▶ **Problem requirements**: Say only how many lines in the entries below contain the word "username".

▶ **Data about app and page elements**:

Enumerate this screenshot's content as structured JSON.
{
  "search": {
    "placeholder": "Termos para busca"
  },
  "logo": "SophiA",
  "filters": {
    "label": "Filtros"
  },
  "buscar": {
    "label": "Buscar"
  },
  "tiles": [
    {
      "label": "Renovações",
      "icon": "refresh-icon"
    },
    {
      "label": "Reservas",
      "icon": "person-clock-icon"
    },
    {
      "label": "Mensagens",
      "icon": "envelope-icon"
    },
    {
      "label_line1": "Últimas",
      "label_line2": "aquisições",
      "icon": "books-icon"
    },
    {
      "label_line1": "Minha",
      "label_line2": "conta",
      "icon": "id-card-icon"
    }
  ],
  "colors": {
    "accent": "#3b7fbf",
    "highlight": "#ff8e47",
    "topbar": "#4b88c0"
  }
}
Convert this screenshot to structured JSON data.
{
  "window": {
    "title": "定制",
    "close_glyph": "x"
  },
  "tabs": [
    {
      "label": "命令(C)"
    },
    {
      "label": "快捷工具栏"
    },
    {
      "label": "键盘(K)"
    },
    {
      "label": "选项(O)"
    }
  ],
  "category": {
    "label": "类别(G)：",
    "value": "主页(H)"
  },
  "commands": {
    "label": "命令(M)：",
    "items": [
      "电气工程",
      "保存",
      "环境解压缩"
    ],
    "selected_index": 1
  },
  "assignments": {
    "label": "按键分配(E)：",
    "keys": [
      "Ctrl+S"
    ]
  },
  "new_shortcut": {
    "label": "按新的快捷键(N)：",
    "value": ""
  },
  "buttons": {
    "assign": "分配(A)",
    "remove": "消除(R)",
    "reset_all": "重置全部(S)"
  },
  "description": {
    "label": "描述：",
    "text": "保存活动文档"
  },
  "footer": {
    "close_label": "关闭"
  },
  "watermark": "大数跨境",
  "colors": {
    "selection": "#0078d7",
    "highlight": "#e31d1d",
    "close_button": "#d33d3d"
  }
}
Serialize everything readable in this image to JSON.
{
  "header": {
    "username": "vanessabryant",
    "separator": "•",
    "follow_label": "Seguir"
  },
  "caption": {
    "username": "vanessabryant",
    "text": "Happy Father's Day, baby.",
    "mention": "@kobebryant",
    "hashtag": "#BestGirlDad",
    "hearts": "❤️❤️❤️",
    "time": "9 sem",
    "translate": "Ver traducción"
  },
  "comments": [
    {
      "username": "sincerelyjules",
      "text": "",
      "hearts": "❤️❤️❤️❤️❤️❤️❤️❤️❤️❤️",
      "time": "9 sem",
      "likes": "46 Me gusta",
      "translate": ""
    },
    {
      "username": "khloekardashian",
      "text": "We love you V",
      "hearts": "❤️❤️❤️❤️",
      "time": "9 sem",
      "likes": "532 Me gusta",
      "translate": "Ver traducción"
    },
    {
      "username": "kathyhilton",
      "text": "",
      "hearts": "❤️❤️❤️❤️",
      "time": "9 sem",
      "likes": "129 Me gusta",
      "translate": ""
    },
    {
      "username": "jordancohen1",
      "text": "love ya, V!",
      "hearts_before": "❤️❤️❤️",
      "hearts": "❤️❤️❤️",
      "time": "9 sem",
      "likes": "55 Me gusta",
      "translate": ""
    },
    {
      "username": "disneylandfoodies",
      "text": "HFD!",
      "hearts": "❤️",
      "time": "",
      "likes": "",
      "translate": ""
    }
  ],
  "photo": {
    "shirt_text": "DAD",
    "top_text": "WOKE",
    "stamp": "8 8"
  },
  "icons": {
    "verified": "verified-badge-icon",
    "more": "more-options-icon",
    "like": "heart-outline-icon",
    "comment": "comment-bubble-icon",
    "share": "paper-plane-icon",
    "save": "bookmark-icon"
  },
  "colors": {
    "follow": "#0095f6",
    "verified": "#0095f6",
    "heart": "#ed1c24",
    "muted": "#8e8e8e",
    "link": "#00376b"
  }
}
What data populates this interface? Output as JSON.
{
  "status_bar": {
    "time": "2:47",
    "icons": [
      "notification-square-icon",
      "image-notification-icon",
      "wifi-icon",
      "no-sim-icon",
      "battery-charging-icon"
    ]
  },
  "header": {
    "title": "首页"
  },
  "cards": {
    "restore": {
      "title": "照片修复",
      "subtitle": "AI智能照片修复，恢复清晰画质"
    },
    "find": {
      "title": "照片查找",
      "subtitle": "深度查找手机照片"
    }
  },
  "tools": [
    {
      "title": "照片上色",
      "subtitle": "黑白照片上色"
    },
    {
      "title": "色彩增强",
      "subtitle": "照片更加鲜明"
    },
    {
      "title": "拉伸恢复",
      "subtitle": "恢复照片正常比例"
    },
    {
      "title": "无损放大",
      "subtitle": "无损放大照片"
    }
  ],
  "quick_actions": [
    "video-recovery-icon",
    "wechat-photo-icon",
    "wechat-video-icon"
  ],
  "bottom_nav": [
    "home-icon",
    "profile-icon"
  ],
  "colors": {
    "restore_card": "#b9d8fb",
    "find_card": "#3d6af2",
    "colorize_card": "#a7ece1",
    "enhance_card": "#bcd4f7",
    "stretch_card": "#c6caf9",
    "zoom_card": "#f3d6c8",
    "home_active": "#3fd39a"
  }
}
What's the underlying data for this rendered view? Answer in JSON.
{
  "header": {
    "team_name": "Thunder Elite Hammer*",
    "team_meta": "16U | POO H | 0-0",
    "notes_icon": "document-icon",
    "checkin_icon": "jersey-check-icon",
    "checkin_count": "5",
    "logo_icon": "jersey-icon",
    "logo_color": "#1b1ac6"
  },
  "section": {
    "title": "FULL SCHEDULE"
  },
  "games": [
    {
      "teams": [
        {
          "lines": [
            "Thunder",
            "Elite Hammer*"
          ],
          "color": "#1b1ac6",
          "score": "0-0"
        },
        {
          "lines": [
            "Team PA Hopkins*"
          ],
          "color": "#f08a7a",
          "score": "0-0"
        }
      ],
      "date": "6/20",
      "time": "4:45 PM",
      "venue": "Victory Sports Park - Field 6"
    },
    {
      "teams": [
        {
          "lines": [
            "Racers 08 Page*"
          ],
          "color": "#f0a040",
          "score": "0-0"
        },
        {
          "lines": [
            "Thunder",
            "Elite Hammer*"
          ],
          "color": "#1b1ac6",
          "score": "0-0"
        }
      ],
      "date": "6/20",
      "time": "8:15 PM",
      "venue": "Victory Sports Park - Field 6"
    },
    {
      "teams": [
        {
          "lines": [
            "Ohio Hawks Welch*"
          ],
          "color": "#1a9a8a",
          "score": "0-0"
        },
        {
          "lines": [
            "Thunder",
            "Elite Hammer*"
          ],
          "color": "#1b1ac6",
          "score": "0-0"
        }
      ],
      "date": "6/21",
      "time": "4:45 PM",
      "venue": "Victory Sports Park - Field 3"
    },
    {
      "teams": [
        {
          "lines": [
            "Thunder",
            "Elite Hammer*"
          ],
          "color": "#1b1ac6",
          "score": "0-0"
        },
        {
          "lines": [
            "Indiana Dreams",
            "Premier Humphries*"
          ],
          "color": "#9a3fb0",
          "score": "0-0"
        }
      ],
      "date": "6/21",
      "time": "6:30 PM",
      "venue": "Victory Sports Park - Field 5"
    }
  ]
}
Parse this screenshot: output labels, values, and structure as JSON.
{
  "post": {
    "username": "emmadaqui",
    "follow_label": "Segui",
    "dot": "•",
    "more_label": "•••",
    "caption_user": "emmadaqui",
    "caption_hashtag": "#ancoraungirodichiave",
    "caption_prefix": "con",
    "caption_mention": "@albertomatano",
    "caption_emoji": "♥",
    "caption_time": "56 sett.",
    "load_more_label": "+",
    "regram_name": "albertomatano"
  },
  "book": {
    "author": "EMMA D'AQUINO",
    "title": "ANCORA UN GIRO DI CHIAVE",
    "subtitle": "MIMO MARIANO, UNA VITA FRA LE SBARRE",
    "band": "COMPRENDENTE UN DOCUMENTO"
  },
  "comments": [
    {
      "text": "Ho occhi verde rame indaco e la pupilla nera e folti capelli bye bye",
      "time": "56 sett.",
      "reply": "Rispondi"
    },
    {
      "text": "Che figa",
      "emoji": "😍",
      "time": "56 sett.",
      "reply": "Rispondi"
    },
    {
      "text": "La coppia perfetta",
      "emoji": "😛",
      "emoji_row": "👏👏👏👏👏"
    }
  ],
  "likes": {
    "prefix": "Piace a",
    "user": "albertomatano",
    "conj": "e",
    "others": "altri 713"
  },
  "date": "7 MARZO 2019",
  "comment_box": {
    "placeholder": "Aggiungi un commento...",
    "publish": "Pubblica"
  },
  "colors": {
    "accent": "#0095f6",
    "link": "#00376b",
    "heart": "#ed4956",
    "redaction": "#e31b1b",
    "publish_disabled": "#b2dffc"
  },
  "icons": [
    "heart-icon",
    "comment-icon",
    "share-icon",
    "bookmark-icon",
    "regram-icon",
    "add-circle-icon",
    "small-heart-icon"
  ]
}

▶ **Exercise solution**: 8